**PROBLEM TO WORK ON:**
Records follow. Pull out every line that contains "above".

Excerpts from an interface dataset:
-- Opening Marker --

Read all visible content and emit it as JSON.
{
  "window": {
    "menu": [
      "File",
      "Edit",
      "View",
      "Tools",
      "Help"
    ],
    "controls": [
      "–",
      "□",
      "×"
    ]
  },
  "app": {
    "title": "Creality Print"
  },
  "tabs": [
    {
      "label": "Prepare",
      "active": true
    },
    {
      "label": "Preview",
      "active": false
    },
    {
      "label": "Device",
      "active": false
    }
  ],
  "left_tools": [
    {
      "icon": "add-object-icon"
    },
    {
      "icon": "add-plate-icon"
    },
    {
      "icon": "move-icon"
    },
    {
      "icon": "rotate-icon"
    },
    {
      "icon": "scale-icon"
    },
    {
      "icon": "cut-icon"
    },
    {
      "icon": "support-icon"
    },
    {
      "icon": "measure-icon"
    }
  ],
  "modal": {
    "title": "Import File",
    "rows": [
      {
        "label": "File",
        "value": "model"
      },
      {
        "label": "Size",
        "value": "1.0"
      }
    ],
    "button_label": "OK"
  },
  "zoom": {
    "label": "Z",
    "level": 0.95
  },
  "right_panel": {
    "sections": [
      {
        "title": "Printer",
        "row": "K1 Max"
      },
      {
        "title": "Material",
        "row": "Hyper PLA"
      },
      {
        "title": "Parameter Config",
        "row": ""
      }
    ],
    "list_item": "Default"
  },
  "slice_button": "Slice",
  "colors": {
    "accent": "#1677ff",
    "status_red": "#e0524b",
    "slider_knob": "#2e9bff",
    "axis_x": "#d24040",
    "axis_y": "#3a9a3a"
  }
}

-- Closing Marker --
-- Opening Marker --

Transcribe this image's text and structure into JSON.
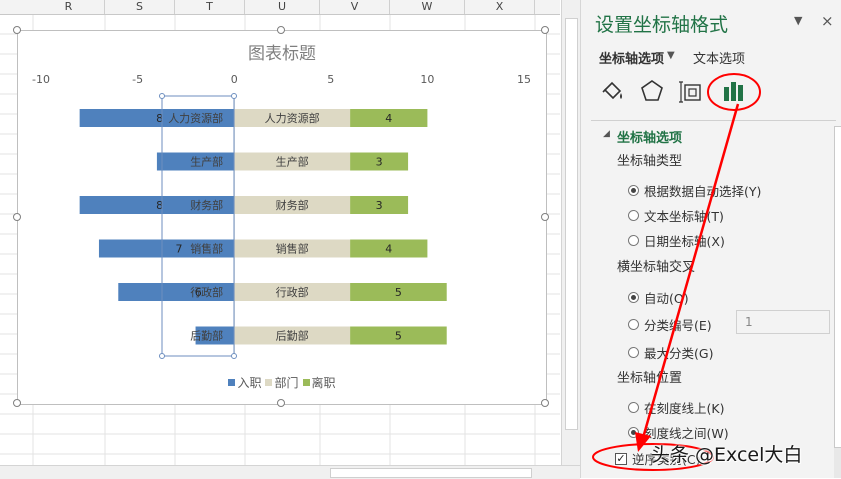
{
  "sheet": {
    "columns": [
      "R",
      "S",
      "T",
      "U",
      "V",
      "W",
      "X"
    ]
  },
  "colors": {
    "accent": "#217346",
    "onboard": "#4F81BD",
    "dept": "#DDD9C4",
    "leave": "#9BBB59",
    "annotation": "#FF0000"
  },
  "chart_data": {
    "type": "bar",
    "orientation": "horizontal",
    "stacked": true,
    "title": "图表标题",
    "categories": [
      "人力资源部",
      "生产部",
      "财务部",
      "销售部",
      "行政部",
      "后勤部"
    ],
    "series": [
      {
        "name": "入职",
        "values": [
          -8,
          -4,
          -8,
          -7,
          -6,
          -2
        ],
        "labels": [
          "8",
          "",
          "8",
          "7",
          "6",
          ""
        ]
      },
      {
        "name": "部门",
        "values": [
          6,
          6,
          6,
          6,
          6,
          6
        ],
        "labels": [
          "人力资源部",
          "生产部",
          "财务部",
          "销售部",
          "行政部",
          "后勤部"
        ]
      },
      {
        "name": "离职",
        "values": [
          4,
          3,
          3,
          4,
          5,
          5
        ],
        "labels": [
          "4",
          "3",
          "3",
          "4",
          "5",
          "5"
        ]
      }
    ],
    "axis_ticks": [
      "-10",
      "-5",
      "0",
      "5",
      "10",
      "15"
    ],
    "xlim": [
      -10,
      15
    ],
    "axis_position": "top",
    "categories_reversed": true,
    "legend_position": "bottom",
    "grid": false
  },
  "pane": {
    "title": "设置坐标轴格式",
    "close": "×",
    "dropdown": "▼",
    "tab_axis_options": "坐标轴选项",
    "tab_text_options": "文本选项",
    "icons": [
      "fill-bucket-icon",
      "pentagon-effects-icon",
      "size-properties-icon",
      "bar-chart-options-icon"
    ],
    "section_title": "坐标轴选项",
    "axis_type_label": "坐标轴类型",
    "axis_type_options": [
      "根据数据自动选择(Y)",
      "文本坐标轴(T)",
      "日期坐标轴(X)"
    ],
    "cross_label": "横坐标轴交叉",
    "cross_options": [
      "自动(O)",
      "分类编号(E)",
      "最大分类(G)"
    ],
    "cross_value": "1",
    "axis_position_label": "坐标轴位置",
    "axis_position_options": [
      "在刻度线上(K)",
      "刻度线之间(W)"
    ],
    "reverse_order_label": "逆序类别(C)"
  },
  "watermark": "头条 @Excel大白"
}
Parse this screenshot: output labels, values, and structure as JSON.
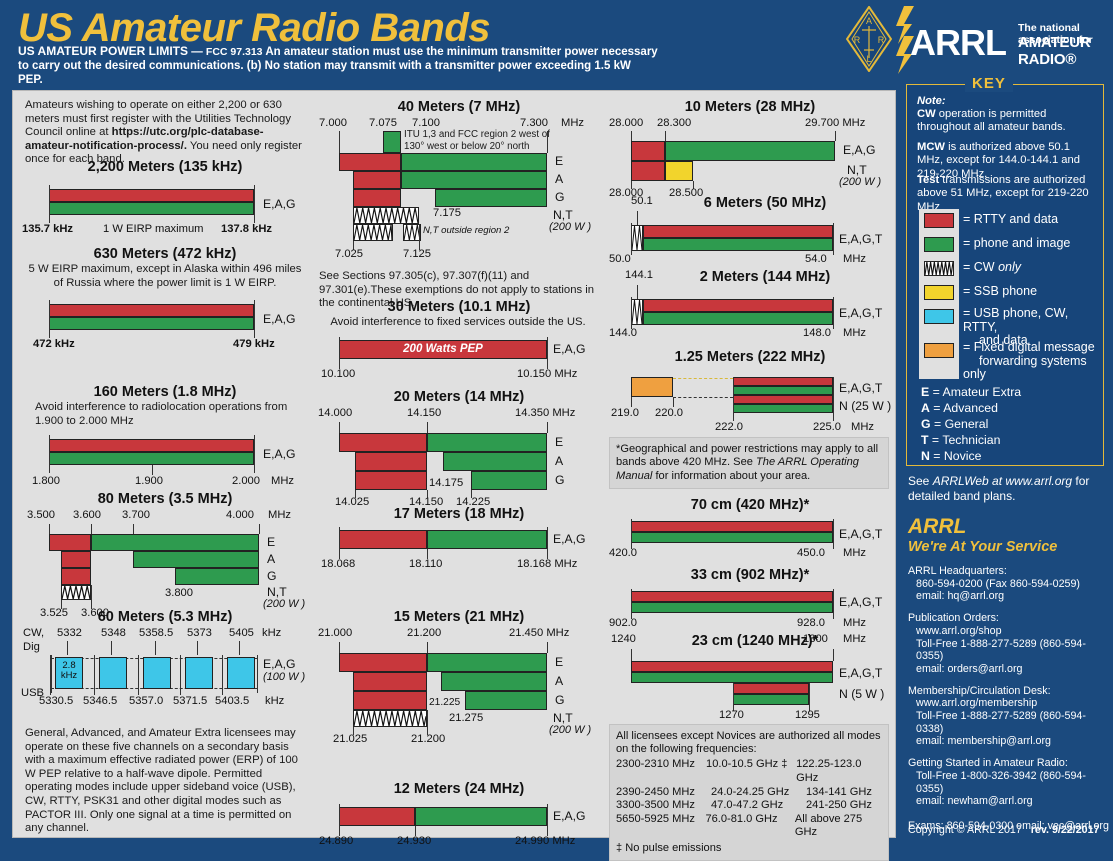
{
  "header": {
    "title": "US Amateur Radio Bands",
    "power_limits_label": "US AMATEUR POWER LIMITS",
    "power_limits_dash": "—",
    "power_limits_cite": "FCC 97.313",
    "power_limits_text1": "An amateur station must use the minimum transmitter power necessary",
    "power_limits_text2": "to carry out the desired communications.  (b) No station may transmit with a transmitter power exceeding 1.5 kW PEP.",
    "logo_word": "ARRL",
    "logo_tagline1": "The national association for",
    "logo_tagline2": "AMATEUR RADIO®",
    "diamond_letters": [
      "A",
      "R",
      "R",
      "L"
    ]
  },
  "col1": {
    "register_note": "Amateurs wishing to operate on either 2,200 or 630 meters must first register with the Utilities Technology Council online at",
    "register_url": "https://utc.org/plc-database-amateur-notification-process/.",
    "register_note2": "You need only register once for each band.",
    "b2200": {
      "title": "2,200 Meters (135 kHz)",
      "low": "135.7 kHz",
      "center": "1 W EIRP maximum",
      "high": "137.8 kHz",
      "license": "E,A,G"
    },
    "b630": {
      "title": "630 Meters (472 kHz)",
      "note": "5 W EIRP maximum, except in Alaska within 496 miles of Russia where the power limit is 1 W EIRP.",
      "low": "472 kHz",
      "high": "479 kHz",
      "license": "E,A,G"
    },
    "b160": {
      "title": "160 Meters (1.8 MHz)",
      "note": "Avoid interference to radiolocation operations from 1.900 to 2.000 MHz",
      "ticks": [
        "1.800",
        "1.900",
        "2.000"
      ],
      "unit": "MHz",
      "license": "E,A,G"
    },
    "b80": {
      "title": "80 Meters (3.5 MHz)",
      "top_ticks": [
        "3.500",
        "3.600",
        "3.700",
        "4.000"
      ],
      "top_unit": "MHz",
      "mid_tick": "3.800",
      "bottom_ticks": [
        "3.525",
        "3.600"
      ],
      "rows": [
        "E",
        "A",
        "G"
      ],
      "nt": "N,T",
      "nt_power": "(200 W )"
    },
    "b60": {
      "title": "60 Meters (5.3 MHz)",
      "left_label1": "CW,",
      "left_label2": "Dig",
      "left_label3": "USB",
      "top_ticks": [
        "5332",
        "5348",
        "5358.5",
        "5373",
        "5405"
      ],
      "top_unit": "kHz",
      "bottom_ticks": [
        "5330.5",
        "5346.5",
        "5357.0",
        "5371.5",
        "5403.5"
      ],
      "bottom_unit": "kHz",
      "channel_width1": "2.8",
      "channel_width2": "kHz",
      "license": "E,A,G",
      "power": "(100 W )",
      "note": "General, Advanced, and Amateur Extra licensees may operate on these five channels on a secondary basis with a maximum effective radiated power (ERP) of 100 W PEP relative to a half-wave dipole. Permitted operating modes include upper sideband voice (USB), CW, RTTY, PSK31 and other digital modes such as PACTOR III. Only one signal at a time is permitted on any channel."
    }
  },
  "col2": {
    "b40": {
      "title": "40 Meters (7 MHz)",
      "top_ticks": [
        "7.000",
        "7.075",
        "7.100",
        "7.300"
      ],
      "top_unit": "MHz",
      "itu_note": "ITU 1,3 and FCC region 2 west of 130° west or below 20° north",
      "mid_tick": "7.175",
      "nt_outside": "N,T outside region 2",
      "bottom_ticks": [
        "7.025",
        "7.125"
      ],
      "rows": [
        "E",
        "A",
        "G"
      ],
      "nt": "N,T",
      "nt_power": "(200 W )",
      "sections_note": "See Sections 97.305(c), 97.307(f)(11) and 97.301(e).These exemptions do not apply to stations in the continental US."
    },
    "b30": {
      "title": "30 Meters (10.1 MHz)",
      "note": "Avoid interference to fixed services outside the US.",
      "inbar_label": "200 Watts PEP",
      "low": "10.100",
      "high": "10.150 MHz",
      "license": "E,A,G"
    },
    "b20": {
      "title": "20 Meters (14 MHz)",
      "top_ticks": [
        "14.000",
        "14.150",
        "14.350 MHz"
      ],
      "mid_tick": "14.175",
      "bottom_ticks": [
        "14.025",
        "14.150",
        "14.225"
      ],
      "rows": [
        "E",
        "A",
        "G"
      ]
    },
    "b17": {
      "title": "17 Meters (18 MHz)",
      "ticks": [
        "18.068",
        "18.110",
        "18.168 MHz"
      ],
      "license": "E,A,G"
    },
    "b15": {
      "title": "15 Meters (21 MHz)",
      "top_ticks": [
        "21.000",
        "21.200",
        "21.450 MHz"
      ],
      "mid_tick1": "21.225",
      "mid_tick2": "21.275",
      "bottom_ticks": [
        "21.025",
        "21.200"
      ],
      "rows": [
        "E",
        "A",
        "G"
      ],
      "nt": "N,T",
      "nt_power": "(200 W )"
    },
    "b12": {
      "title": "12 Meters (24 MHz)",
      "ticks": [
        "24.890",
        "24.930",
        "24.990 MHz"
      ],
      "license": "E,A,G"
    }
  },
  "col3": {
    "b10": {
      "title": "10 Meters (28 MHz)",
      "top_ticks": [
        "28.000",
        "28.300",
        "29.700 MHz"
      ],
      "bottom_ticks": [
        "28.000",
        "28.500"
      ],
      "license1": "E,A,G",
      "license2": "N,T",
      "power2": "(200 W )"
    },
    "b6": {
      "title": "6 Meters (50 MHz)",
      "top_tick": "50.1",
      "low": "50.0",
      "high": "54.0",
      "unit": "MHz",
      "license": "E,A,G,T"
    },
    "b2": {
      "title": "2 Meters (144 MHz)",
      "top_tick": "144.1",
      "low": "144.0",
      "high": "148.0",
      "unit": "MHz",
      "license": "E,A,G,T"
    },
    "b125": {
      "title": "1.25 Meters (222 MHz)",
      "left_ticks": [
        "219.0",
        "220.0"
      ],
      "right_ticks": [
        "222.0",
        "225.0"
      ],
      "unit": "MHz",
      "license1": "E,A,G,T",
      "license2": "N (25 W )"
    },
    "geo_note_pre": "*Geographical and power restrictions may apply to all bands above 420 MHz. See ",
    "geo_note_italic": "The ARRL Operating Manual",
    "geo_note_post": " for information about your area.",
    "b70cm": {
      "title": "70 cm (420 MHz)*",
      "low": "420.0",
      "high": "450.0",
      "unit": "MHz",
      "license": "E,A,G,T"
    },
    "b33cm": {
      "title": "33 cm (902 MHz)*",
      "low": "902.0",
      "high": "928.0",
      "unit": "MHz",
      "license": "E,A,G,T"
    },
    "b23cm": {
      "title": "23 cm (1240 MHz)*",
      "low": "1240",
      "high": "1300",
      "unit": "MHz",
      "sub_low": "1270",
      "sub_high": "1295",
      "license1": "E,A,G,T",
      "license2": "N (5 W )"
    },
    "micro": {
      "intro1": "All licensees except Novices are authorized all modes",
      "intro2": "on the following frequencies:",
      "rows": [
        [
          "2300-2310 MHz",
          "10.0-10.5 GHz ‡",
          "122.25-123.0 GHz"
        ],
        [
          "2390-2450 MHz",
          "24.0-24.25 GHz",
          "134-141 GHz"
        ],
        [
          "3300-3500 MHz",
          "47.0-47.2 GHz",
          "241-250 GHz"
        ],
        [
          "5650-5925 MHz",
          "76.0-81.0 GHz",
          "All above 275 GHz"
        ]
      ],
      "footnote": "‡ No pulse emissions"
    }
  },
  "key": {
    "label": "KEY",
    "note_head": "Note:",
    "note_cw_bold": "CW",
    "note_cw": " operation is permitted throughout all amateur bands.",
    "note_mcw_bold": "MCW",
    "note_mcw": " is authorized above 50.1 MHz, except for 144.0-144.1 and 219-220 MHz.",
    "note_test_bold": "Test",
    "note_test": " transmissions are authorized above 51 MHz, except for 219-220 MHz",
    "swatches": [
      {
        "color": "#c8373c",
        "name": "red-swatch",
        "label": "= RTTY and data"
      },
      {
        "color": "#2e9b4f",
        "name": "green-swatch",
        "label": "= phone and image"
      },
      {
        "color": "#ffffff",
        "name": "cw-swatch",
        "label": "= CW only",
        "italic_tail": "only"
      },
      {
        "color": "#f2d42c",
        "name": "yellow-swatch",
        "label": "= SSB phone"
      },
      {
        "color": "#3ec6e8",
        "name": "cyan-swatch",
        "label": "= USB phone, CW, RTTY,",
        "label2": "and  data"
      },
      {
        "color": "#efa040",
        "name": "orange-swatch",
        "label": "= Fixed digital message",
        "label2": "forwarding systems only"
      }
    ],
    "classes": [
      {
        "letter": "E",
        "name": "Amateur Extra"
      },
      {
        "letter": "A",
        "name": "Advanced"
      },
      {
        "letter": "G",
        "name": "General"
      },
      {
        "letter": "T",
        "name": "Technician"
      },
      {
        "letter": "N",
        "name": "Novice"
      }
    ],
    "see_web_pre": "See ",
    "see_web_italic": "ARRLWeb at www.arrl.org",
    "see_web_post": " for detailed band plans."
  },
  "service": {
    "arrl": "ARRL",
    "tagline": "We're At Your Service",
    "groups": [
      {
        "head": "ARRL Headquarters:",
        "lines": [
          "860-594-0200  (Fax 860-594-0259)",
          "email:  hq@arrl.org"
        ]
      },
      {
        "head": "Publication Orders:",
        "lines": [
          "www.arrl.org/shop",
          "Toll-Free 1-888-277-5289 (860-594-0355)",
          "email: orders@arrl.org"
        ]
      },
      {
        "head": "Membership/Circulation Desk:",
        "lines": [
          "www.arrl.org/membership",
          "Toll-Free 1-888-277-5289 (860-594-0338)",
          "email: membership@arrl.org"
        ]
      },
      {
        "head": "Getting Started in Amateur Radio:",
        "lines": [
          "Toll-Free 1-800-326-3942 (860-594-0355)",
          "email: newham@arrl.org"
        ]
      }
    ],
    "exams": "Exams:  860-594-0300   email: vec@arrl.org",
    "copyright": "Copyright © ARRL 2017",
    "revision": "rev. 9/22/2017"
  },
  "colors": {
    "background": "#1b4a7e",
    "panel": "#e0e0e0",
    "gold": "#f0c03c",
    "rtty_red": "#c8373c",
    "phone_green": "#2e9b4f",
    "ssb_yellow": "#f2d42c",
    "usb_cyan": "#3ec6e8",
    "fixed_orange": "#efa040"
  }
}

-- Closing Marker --

**EXERCISE OUTPUT:**
    "geo_note_pre": "*Geographical and power restrictions may apply to all bands above 420 MHz. See ",
          "All above 275 GHz"
    "note_mcw": " is authorized above 50.1 MHz, except for 144.0-144.1 and 219-220 MHz.",
    "note_test": " transmissions are authorized above 51 MHz, except for 219-220 MHz",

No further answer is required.